Crap. I did it. With all the things running through my mind, from the direction of my career down to which bottle nipple to give baby depending on timing of the feeding, I dropped the ball with Sofia’s Valentine’s Day party at school. The very thing I was afraid of…
What bothers me most, besides the thought of little Sofia having no Valentines to share with her friends as her own (adorable) envelope (I’d take a picture, but Sofia has already hidden it away in her little world) was filled up with goodies, is that I didn’t simply forget, I did peruse the two-aisle Valentine Center at Target weeks ago. There was a small purchase. And I never finished.
I kept telling Sofia that we had to sign her cards and put together the gifts, but I never said that we were sitting down to do it now.

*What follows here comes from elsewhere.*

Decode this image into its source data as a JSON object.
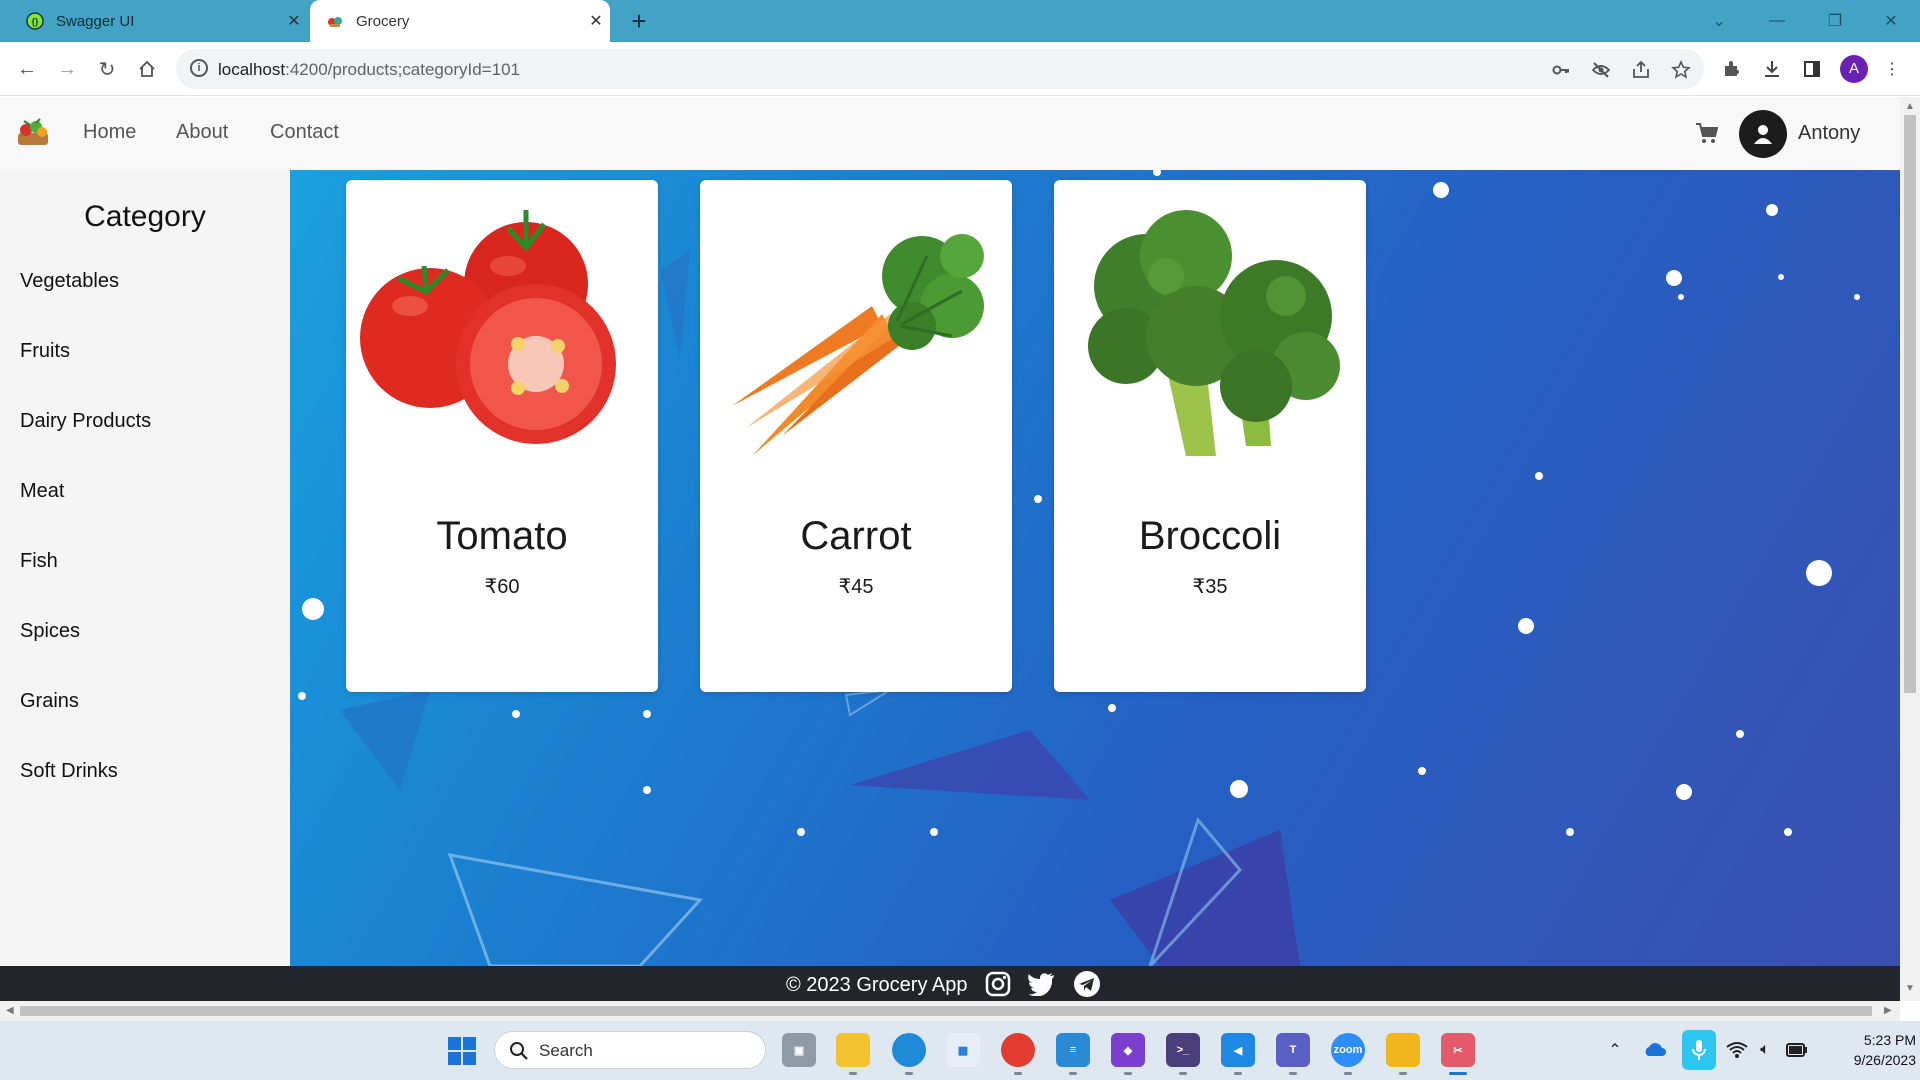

The cards were tucked away in a giant Lenox cupcake.
Procrastination. Avoidance. Lazy?
Whatever it is. I don’t like the feeling of this hanging over me.
It’s always about the action. Thoughts must be executed in some way, to find their destiny. Words must be written. Buildings must be built. Clothes must be made. Parties must be had and drinks must be drunk. Or we’ll never know.
My mom, in her 60s, doesn’t stop. Besides working at her restaurant at least 9 hours a day, with the occasional forced day-off from other managers and my father. She wakes up and does a load of laundry, wipes the kitchen down if it wasn’t done the night before, looks through the mail and pays each bill when it comes, gets dressed and moves on. On her way to work, she’ll drop off the dry cleaning, pick up some fresh bananas from the market for the fruit salad, and play the lotto.
While she visited, after I gave birth, my mother, we named her the Towel Bandit because as soon as a towel was used she’d swipe it for a clean one, did not stop. I asked her repeatedly to sit with me and spend time with me, but she didn’t know how. She just kept doing.
Growing up, I liked to read books, write, listen to songs and talk. My mother tried to teach me her way, even more extreme in her youth, but it was not me. I liked the solitary, more passive activities.
It don’t work for me anymore. Failure to execute means lots of stored energy rambling around in my head trying to escape. I meditate and do yoga (since I was a child) to quiet the energy, but what I need to do now is do.